For the records below, give the count of lines holding the word "icon" and nothing more.
-=-=-=-=-
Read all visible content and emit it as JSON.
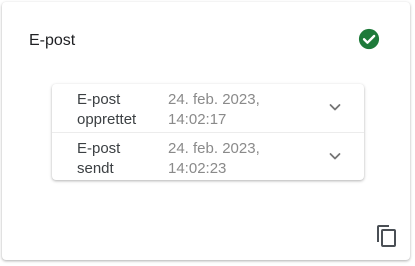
{
  "card": {
    "title": "E-post",
    "status_icon": "check-circle-icon",
    "status_color": "#1e7a3a"
  },
  "events": [
    {
      "label_line1": "E-post",
      "label_line2": "opprettet",
      "time_line1": "24. feb. 2023,",
      "time_line2": "14:02:17",
      "expand_icon": "chevron-down-icon"
    },
    {
      "label_line1": "E-post",
      "label_line2": "sendt",
      "time_line1": "24. feb. 2023,",
      "time_line2": "14:02:23",
      "expand_icon": "chevron-down-icon"
    }
  ],
  "actions": {
    "copy_icon": "copy-icon"
  }
}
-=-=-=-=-
Response box.
4